Problem statement: Only the number is requested. Tally the lines of the data that hold the string "Facility".

[Stored items]
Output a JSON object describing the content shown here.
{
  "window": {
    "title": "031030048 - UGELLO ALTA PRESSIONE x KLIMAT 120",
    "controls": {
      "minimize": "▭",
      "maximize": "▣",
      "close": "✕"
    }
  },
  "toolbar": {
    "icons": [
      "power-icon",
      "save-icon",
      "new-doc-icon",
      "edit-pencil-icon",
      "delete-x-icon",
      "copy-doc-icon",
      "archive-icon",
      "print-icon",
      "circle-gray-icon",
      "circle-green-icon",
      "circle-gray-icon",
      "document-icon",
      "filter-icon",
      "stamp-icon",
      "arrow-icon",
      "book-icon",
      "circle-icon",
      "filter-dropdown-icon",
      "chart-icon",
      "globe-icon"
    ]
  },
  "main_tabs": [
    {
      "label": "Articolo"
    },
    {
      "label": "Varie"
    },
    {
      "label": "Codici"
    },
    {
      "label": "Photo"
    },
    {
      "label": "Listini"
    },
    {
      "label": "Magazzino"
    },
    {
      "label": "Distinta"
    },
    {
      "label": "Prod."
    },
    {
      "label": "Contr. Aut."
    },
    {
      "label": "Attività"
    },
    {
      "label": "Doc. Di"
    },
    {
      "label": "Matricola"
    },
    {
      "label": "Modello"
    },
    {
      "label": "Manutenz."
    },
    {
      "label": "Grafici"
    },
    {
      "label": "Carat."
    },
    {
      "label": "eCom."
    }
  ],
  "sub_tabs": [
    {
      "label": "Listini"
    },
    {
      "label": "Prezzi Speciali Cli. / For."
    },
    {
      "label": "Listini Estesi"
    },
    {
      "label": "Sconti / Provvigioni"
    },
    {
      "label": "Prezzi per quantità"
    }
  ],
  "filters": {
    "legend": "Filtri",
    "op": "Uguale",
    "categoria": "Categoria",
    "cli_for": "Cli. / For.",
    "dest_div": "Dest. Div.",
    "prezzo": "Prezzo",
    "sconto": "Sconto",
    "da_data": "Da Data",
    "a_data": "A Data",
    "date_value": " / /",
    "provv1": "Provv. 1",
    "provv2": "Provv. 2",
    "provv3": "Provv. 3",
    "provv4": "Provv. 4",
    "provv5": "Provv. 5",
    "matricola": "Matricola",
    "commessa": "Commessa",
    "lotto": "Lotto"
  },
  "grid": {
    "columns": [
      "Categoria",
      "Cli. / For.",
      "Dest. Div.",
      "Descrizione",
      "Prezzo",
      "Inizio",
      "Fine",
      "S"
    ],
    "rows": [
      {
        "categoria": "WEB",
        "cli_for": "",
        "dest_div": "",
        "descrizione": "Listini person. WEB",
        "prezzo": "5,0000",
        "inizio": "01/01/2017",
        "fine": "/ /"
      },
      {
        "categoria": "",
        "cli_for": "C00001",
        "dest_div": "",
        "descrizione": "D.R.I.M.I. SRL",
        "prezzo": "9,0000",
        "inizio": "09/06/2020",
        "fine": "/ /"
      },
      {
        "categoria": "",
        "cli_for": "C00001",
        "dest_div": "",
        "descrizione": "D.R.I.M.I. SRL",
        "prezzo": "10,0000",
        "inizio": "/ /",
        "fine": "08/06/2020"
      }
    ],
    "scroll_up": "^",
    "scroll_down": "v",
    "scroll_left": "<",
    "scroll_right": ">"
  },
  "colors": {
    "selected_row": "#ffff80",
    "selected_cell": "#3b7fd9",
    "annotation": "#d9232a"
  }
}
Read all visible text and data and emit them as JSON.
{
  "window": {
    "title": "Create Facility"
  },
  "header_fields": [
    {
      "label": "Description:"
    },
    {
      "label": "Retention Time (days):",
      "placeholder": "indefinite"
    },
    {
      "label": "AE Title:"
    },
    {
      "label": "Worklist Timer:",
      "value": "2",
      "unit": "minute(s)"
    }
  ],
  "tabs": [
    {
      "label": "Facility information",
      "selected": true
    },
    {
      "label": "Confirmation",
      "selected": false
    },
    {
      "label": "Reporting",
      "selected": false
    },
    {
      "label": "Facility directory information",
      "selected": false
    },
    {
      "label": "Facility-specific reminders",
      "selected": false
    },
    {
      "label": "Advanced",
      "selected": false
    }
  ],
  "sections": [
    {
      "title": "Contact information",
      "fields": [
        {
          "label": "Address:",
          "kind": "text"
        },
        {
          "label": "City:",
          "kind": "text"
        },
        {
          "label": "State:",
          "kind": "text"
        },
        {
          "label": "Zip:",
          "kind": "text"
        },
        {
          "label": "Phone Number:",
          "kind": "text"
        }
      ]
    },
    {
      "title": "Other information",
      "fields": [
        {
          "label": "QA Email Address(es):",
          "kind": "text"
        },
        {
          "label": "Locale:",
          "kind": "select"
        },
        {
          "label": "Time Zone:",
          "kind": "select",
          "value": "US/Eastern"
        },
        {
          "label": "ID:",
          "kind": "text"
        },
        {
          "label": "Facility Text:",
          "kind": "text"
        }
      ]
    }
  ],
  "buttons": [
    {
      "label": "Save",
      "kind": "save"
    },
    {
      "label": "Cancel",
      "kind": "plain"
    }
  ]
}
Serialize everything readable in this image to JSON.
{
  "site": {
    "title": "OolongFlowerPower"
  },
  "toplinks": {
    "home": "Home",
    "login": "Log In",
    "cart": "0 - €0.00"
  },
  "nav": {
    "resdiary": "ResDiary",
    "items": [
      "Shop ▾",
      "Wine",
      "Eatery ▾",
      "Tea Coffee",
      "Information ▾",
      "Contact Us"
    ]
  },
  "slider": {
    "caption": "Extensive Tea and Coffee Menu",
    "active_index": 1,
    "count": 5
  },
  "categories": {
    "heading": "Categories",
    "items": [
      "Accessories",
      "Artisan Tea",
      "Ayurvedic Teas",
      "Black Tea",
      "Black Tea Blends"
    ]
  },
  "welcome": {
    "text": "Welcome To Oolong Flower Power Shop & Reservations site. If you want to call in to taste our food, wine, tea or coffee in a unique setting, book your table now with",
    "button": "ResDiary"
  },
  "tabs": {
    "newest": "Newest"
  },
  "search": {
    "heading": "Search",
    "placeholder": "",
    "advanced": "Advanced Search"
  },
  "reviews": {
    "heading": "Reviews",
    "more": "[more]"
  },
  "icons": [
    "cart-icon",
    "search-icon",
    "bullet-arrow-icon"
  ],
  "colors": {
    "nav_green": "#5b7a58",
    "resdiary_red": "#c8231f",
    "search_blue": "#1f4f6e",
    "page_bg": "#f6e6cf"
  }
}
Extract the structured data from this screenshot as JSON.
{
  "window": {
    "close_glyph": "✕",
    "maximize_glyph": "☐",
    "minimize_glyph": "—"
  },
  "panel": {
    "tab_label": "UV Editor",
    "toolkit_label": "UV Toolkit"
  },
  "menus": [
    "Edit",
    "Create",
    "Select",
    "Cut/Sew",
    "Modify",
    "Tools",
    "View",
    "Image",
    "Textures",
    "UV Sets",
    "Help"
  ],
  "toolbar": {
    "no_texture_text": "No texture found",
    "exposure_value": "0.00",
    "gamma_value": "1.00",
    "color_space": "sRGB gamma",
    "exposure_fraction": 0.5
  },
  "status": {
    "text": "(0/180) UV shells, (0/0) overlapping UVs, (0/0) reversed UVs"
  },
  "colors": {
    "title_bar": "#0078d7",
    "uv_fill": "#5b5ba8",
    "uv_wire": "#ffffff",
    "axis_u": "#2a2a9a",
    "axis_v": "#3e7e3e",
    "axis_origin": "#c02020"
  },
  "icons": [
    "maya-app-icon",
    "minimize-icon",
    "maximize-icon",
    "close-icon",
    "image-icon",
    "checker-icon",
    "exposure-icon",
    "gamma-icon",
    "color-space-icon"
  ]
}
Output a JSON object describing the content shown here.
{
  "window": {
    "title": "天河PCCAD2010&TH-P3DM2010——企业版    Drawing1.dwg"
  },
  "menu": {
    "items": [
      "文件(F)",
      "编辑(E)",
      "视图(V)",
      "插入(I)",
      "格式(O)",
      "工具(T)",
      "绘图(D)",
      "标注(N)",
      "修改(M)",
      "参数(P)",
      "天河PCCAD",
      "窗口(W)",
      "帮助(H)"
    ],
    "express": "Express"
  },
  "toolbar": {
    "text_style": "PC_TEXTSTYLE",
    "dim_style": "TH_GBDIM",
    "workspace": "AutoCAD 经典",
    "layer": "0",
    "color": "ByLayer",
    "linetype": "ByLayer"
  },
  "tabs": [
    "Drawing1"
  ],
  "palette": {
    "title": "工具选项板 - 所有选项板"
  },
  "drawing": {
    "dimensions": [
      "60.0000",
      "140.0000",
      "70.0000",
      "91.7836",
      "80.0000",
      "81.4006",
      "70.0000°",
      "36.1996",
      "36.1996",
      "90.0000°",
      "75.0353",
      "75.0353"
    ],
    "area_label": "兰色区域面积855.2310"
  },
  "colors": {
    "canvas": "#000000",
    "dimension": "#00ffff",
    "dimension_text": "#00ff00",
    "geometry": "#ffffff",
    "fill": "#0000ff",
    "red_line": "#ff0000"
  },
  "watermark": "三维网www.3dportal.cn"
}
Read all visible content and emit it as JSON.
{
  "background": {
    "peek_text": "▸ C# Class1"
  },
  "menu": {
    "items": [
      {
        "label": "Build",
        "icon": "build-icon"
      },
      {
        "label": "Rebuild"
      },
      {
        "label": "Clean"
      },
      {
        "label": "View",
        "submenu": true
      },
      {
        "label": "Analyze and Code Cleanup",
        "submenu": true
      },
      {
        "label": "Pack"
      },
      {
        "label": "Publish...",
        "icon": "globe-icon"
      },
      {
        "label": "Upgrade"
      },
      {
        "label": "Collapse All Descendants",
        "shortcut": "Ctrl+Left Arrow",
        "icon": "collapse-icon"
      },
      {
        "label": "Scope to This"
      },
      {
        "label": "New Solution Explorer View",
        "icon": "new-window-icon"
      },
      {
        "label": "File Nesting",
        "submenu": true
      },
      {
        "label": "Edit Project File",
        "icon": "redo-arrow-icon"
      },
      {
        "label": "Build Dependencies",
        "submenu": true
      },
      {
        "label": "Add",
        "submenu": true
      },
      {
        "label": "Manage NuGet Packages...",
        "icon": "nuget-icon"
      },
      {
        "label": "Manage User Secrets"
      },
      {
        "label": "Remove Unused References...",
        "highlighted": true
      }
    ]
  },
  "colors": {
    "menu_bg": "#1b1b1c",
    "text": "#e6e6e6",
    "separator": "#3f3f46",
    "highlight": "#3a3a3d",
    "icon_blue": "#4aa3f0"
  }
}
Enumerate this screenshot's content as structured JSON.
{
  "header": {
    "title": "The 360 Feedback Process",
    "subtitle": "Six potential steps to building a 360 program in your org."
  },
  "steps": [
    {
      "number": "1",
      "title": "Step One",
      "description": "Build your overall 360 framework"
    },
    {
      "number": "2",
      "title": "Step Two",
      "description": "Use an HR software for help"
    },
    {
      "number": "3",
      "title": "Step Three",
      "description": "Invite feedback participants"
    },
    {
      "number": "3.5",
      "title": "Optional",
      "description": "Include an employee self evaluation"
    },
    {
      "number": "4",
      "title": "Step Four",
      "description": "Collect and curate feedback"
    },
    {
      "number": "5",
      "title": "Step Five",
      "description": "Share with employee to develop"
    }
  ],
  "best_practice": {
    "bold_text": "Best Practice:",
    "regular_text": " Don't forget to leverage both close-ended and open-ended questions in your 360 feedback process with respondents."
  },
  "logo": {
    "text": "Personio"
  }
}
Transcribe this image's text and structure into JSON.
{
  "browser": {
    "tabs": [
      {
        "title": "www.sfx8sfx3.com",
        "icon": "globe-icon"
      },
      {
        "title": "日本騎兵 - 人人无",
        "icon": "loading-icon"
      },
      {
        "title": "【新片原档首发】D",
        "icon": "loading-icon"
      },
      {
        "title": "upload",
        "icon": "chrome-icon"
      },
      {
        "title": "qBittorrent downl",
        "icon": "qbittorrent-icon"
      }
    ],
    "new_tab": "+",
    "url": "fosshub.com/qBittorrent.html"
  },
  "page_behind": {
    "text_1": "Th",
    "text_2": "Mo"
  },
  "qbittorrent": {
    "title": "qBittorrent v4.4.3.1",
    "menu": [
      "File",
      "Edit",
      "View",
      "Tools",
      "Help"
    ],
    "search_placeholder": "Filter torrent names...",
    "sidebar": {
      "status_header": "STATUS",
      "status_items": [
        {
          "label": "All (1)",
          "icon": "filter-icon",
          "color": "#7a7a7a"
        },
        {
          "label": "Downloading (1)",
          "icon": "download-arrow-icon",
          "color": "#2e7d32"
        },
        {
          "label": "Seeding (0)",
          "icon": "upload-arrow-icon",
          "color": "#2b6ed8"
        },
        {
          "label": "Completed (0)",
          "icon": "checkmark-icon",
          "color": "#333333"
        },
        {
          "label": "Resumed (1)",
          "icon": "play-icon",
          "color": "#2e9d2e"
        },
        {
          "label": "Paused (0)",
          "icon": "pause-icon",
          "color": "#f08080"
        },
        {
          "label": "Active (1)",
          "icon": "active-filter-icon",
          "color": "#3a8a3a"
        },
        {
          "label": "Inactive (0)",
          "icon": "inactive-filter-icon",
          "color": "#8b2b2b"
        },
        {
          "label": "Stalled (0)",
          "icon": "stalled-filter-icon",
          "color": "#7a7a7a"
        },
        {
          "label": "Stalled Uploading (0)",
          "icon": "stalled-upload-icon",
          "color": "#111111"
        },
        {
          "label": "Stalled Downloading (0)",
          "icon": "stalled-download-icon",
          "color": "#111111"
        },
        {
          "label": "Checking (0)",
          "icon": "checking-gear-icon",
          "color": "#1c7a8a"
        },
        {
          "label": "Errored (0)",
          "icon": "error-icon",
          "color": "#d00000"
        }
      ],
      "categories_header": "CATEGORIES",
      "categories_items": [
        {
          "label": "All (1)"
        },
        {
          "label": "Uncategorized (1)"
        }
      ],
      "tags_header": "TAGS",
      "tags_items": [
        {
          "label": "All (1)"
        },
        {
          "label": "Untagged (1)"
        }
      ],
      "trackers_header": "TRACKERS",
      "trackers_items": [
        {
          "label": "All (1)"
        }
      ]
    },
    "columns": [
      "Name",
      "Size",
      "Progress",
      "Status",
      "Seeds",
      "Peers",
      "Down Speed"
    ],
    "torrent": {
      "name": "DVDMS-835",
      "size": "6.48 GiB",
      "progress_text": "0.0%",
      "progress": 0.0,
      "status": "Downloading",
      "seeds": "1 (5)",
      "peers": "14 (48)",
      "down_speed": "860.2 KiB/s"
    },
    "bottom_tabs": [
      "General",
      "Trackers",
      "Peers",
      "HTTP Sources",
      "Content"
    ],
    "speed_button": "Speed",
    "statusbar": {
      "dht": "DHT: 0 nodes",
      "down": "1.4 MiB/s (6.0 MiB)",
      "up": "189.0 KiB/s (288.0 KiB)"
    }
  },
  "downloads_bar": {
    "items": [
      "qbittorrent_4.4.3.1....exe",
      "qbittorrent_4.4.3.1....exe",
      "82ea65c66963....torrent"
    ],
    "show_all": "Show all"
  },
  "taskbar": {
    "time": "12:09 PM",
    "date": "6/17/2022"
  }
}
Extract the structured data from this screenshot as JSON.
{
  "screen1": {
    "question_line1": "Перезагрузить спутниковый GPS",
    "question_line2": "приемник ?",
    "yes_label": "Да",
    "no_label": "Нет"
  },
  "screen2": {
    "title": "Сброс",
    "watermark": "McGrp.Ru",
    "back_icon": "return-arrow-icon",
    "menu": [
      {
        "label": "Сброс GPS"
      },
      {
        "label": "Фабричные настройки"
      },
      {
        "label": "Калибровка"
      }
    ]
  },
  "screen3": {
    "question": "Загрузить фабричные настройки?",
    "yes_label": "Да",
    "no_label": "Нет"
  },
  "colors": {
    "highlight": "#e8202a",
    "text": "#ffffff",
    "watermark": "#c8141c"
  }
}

The completed task: 5